Photographed by Michael Ryan, U.S. Geological Survey, Public Domain

How Igneous Rocks Are Formed

Earth's crust, or outermost rocky layer, sits on top of a deeper layer called the mantle, which stores heat from two sources: the formation of the Earth 4.65 billion years ago and the radioactive decay of uranium, thorium, and potassium. When cracks between huge crustal plates open up, the gap causes the underlying mantle to rise up. The upwelling partially melts that region of the mantle; scientists call that decompression melting. The molten rock, or magma, is less dense than solid rock, so it moves upward, the way a cork bobs to the surface of water. As the magma reaches the upper layers of the crust or even Earth's surface, it cools and hardens into a solid known as igneous rock. Scientists categorize igneous rocks according to their chemical composition, the method of their formation, and their degree of crystallization.

Some types of pumice are less dense than water, so they float
Photo by Marli Bryant Miller

About Vesicles in Igneous Rocks

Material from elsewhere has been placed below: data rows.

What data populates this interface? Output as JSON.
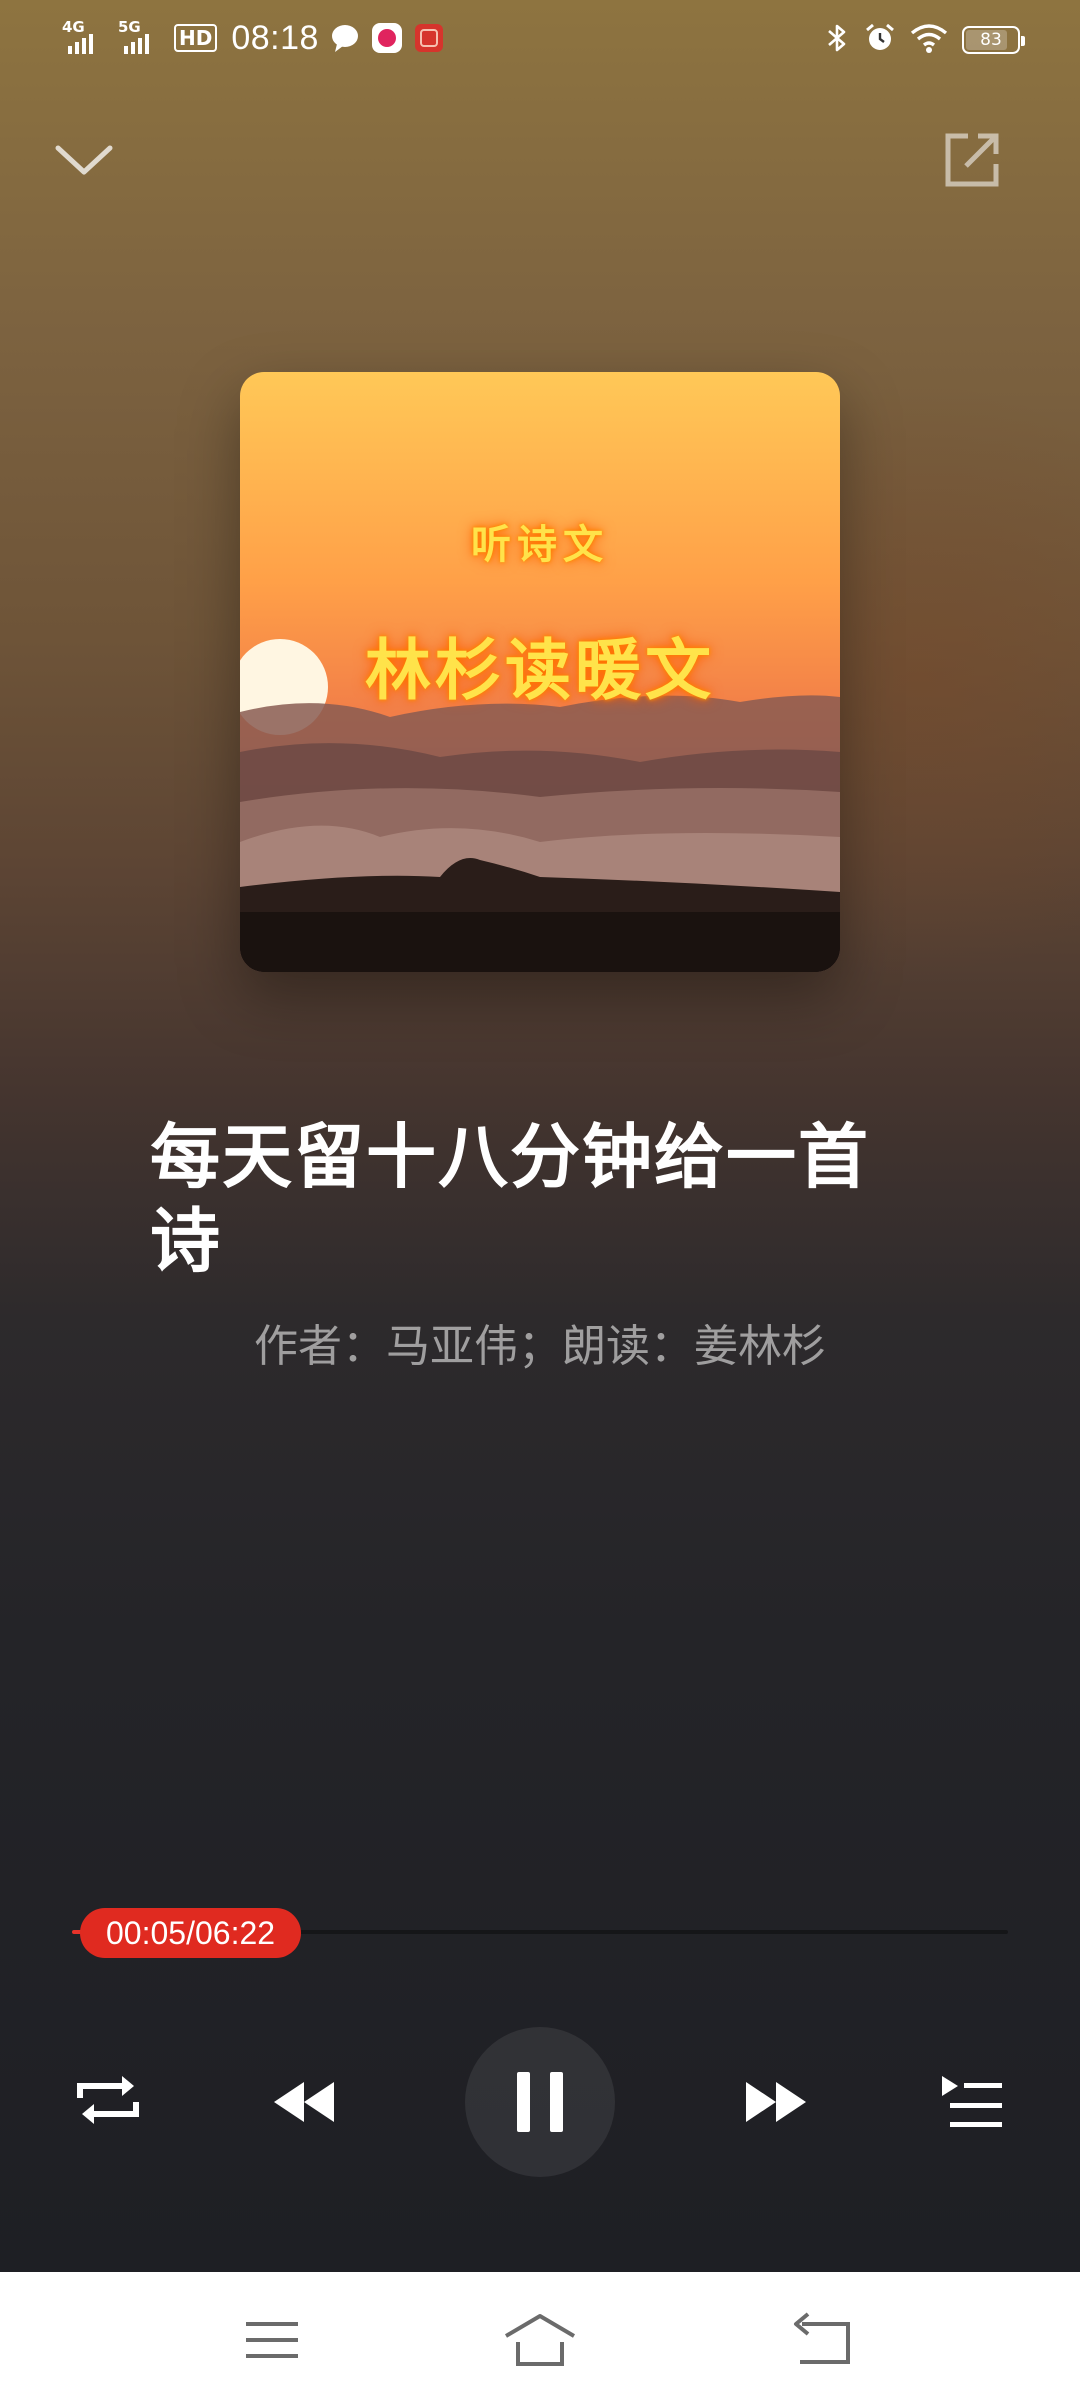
{
  "status_bar": {
    "network_1": "4G",
    "network_2": "5G",
    "hd_label": "HD",
    "time": "08:18",
    "battery": "83",
    "battery_level": 0.83
  },
  "cover": {
    "subtitle": "听诗文",
    "title": "林杉读暖文"
  },
  "song": {
    "title": "每天留十八分钟给一首诗",
    "meta": "作者：马亚伟；朗读：姜林杉"
  },
  "progress": {
    "label": "00:05/06:22",
    "elapsed": "00:05",
    "duration": "06:22",
    "fraction": 0.013
  },
  "colors": {
    "accent": "#e02a20"
  },
  "icons": {
    "collapse": "chevron-down-icon",
    "share": "share-icon",
    "repeat": "repeat-icon",
    "previous": "rewind-icon",
    "pause": "pause-icon",
    "next": "fast-forward-icon",
    "playlist": "playlist-icon",
    "nav_menu": "menu-icon",
    "nav_home": "home-icon",
    "nav_back": "back-icon"
  }
}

The bubbles in a bottle of carbonated beverage do not exist until someone removes the sealed cap, thus releasing the external pressure on the liquid. Likewise, when magma erupts from beneath the Earth's surface, the sudden release of pressure causes dissolved gases to form bubbles within the molten rock. Geologists call these bubbles "vesicles." As the bubbles grow larger, due to decreasing pressure and more gas coming out of the magma, the magma becomes less dense, so it may rise faster and spew out of the ground. Rapid cooling of the lava may solidify it into a porous, cavity-filled rock before all the bubbles have a chance to reach the surface of the liquid and burst. Pumice and scoria are two types of rock rich in vesicles. In some cases, heated groundwater may deposit other minerals such as calcite into empty vesicles after the erupted magma has solidified, so the resulting rock may resemble a cookie filled with nuts. Scientists call this texture "amygdaloidal."